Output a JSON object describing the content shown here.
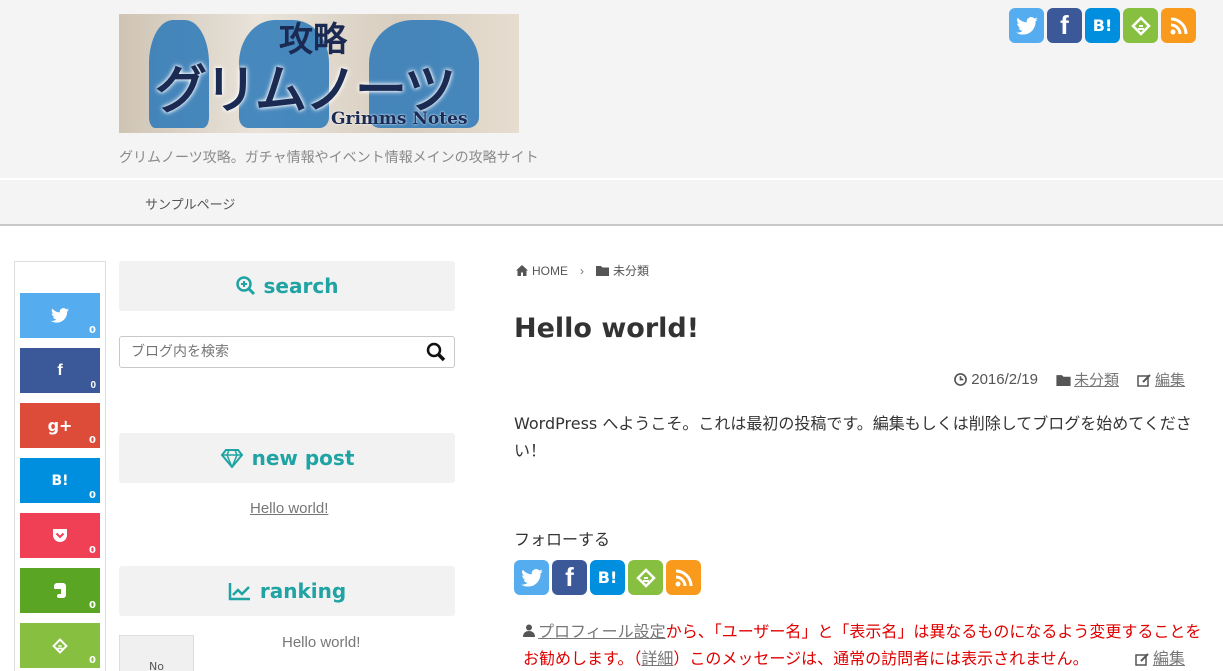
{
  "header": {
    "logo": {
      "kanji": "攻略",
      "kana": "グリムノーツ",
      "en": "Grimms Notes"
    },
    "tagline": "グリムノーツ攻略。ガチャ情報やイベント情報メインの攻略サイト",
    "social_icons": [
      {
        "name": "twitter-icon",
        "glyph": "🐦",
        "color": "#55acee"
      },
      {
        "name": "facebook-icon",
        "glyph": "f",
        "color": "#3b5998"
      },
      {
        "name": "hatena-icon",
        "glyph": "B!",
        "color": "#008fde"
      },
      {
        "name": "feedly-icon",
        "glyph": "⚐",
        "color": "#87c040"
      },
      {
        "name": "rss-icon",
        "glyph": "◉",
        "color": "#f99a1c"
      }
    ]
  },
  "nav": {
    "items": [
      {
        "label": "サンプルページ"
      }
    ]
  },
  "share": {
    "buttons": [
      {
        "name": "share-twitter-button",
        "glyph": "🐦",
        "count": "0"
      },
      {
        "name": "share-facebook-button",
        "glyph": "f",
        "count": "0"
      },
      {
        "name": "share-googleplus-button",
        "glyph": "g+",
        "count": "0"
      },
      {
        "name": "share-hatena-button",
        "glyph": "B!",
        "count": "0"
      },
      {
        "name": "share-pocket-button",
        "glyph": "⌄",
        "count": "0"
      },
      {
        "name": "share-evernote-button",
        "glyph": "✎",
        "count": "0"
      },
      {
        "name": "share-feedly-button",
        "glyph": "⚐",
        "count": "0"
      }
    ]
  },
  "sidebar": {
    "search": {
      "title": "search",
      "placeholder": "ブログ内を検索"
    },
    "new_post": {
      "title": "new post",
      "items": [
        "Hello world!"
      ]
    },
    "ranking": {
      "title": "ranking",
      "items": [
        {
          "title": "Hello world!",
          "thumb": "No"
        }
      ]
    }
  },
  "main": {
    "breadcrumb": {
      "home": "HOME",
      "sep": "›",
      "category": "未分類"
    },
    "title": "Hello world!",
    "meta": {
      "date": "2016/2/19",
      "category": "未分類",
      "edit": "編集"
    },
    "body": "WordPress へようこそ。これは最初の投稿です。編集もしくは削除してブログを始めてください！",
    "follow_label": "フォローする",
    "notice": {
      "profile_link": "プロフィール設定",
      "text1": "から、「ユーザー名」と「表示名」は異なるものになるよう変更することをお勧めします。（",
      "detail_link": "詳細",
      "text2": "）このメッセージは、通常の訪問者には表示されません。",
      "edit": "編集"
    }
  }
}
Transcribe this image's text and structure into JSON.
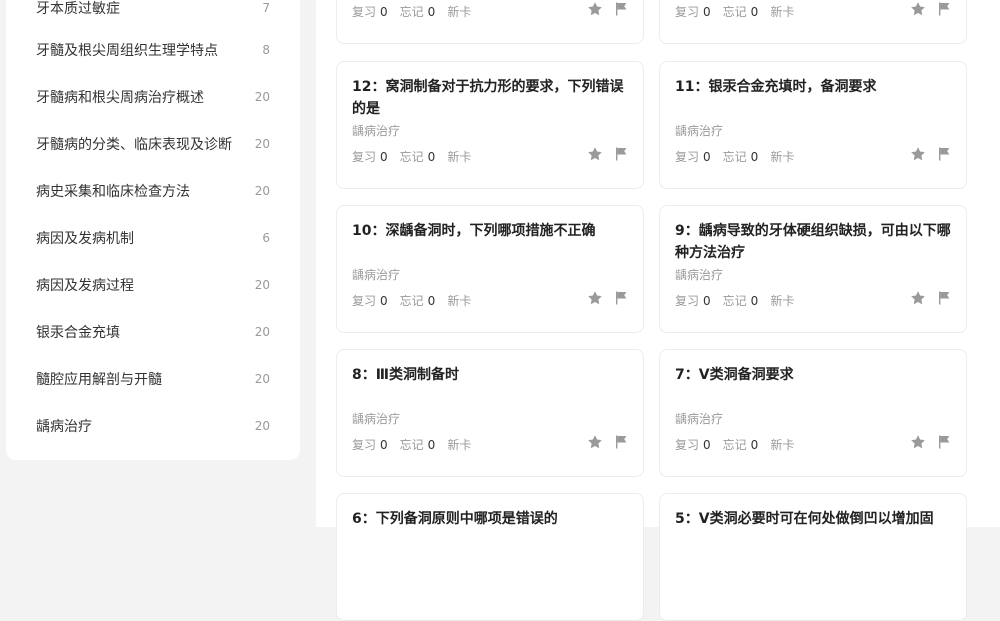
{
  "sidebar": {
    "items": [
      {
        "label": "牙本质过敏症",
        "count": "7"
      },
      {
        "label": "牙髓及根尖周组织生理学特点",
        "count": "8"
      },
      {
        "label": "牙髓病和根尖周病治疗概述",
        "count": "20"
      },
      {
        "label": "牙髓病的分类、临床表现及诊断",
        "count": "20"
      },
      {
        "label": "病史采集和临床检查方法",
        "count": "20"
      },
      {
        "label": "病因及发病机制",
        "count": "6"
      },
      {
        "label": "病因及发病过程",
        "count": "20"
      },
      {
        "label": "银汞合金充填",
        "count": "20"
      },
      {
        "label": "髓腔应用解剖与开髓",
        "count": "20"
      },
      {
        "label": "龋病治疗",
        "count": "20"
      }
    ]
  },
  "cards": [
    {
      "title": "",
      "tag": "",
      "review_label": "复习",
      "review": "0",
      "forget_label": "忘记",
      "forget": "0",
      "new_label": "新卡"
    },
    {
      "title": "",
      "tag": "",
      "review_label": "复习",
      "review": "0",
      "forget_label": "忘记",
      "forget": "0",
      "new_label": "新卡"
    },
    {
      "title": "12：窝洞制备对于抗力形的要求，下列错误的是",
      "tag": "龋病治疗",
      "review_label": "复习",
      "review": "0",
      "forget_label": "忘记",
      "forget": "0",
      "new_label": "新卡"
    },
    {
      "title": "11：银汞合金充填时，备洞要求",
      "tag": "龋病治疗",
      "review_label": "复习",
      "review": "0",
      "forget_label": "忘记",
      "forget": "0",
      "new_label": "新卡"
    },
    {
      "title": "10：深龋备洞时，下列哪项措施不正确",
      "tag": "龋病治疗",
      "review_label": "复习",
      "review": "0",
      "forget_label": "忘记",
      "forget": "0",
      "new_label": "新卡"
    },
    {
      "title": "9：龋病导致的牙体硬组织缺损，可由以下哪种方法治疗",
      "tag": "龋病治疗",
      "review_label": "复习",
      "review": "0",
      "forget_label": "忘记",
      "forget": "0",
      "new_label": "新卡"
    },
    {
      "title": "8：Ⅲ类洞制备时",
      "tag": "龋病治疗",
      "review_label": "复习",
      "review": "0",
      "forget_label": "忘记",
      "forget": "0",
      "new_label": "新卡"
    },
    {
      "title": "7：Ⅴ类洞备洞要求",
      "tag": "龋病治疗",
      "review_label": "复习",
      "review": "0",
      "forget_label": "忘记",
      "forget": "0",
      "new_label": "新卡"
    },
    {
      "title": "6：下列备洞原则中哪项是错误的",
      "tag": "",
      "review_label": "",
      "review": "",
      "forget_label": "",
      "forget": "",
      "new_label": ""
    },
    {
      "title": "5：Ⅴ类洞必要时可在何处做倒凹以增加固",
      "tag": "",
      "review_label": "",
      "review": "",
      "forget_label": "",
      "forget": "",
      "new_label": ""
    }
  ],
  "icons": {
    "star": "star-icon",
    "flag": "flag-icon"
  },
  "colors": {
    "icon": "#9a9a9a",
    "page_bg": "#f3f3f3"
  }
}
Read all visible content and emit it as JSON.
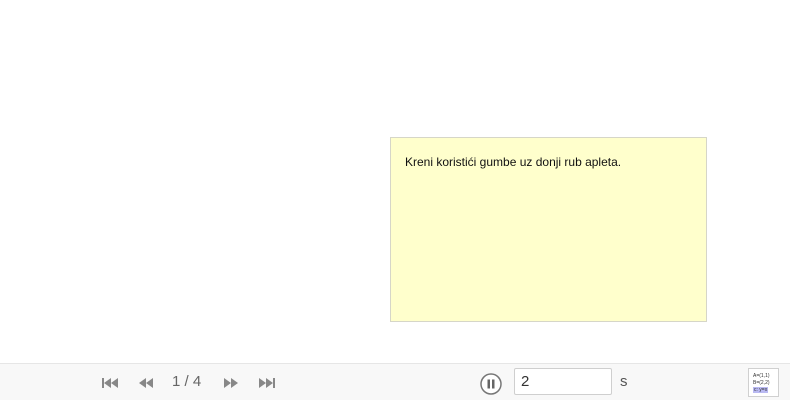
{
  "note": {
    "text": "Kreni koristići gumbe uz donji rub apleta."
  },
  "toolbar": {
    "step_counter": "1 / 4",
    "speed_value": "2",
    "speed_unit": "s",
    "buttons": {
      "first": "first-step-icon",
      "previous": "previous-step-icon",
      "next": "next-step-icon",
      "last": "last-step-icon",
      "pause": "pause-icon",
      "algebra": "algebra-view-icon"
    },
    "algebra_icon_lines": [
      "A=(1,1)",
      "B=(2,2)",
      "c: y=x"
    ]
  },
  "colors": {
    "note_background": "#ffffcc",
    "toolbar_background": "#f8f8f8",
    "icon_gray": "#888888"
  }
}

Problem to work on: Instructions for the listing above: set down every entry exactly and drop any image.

Output below:
Output a JSON object describing the content shown here.
{
  "header": {
    "logo": {
      "kanji": "攻略",
      "kana": "グリムノーツ",
      "en": "Grimms Notes"
    },
    "tagline": "グリムノーツ攻略。ガチャ情報やイベント情報メインの攻略サイト",
    "social_icons": [
      {
        "name": "twitter-icon",
        "glyph": "🐦",
        "color": "#55acee"
      },
      {
        "name": "facebook-icon",
        "glyph": "f",
        "color": "#3b5998"
      },
      {
        "name": "hatena-icon",
        "glyph": "B!",
        "color": "#008fde"
      },
      {
        "name": "feedly-icon",
        "glyph": "⚐",
        "color": "#87c040"
      },
      {
        "name": "rss-icon",
        "glyph": "◉",
        "color": "#f99a1c"
      }
    ]
  },
  "nav": {
    "items": [
      {
        "label": "サンプルページ"
      }
    ]
  },
  "share": {
    "buttons": [
      {
        "name": "share-twitter-button",
        "glyph": "🐦",
        "count": "0"
      },
      {
        "name": "share-facebook-button",
        "glyph": "f",
        "count": "0"
      },
      {
        "name": "share-googleplus-button",
        "glyph": "g+",
        "count": "0"
      },
      {
        "name": "share-hatena-button",
        "glyph": "B!",
        "count": "0"
      },
      {
        "name": "share-pocket-button",
        "glyph": "⌄",
        "count": "0"
      },
      {
        "name": "share-evernote-button",
        "glyph": "✎",
        "count": "0"
      },
      {
        "name": "share-feedly-button",
        "glyph": "⚐",
        "count": "0"
      }
    ]
  },
  "sidebar": {
    "search": {
      "title": "search",
      "placeholder": "ブログ内を検索"
    },
    "new_post": {
      "title": "new post",
      "items": [
        "Hello world!"
      ]
    },
    "ranking": {
      "title": "ranking",
      "items": [
        {
          "title": "Hello world!",
          "thumb": "No"
        }
      ]
    }
  },
  "main": {
    "breadcrumb": {
      "home": "HOME",
      "sep": "›",
      "category": "未分類"
    },
    "title": "Hello world!",
    "meta": {
      "date": "2016/2/19",
      "category": "未分類",
      "edit": "編集"
    },
    "body": "WordPress へようこそ。これは最初の投稿です。編集もしくは削除してブログを始めてください！",
    "follow_label": "フォローする",
    "notice": {
      "profile_link": "プロフィール設定",
      "text1": "から、「ユーザー名」と「表示名」は異なるものになるよう変更することをお勧めします。（",
      "detail_link": "詳細",
      "text2": "）このメッセージは、通常の訪問者には表示されません。",
      "edit": "編集"
    }
  }
}
Transcribe this image's text and structure into JSON.
{
  "sidebar": {
    "items": [
      {
        "label": "牙本质过敏症",
        "count": "7"
      },
      {
        "label": "牙髓及根尖周组织生理学特点",
        "count": "8"
      },
      {
        "label": "牙髓病和根尖周病治疗概述",
        "count": "20"
      },
      {
        "label": "牙髓病的分类、临床表现及诊断",
        "count": "20"
      },
      {
        "label": "病史采集和临床检查方法",
        "count": "20"
      },
      {
        "label": "病因及发病机制",
        "count": "6"
      },
      {
        "label": "病因及发病过程",
        "count": "20"
      },
      {
        "label": "银汞合金充填",
        "count": "20"
      },
      {
        "label": "髓腔应用解剖与开髓",
        "count": "20"
      },
      {
        "label": "龋病治疗",
        "count": "20"
      }
    ]
  },
  "cards": [
    {
      "title": "",
      "tag": "",
      "review_label": "复习",
      "review": "0",
      "forget_label": "忘记",
      "forget": "0",
      "new_label": "新卡"
    },
    {
      "title": "",
      "tag": "",
      "review_label": "复习",
      "review": "0",
      "forget_label": "忘记",
      "forget": "0",
      "new_label": "新卡"
    },
    {
      "title": "12：窝洞制备对于抗力形的要求，下列错误的是",
      "tag": "龋病治疗",
      "review_label": "复习",
      "review": "0",
      "forget_label": "忘记",
      "forget": "0",
      "new_label": "新卡"
    },
    {
      "title": "11：银汞合金充填时，备洞要求",
      "tag": "龋病治疗",
      "review_label": "复习",
      "review": "0",
      "forget_label": "忘记",
      "forget": "0",
      "new_label": "新卡"
    },
    {
      "title": "10：深龋备洞时，下列哪项措施不正确",
      "tag": "龋病治疗",
      "review_label": "复习",
      "review": "0",
      "forget_label": "忘记",
      "forget": "0",
      "new_label": "新卡"
    },
    {
      "title": "9：龋病导致的牙体硬组织缺损，可由以下哪种方法治疗",
      "tag": "龋病治疗",
      "review_label": "复习",
      "review": "0",
      "forget_label": "忘记",
      "forget": "0",
      "new_label": "新卡"
    },
    {
      "title": "8：Ⅲ类洞制备时",
      "tag": "龋病治疗",
      "review_label": "复习",
      "review": "0",
      "forget_label": "忘记",
      "forget": "0",
      "new_label": "新卡"
    },
    {
      "title": "7：Ⅴ类洞备洞要求",
      "tag": "龋病治疗",
      "review_label": "复习",
      "review": "0",
      "forget_label": "忘记",
      "forget": "0",
      "new_label": "新卡"
    },
    {
      "title": "6：下列备洞原则中哪项是错误的",
      "tag": "",
      "review_label": "",
      "review": "",
      "forget_label": "",
      "forget": "",
      "new_label": ""
    },
    {
      "title": "5：Ⅴ类洞必要时可在何处做倒凹以增加固",
      "tag": "",
      "review_label": "",
      "review": "",
      "forget_label": "",
      "forget": "",
      "new_label": ""
    }
  ],
  "icons": {
    "star": "star-icon",
    "flag": "flag-icon"
  },
  "colors": {
    "icon": "#9a9a9a",
    "page_bg": "#f3f3f3"
  }
}
Read all visible content and emit it as JSON.
{
  "note": {
    "text": "Kreni koristići gumbe uz donji rub apleta."
  },
  "toolbar": {
    "step_counter": "1 / 4",
    "speed_value": "2",
    "speed_unit": "s",
    "buttons": {
      "first": "first-step-icon",
      "previous": "previous-step-icon",
      "next": "next-step-icon",
      "last": "last-step-icon",
      "pause": "pause-icon",
      "algebra": "algebra-view-icon"
    },
    "algebra_icon_lines": [
      "A=(1,1)",
      "B=(2,2)",
      "c: y=x"
    ]
  },
  "colors": {
    "note_background": "#ffffcc",
    "toolbar_background": "#f8f8f8",
    "icon_gray": "#888888"
  }
}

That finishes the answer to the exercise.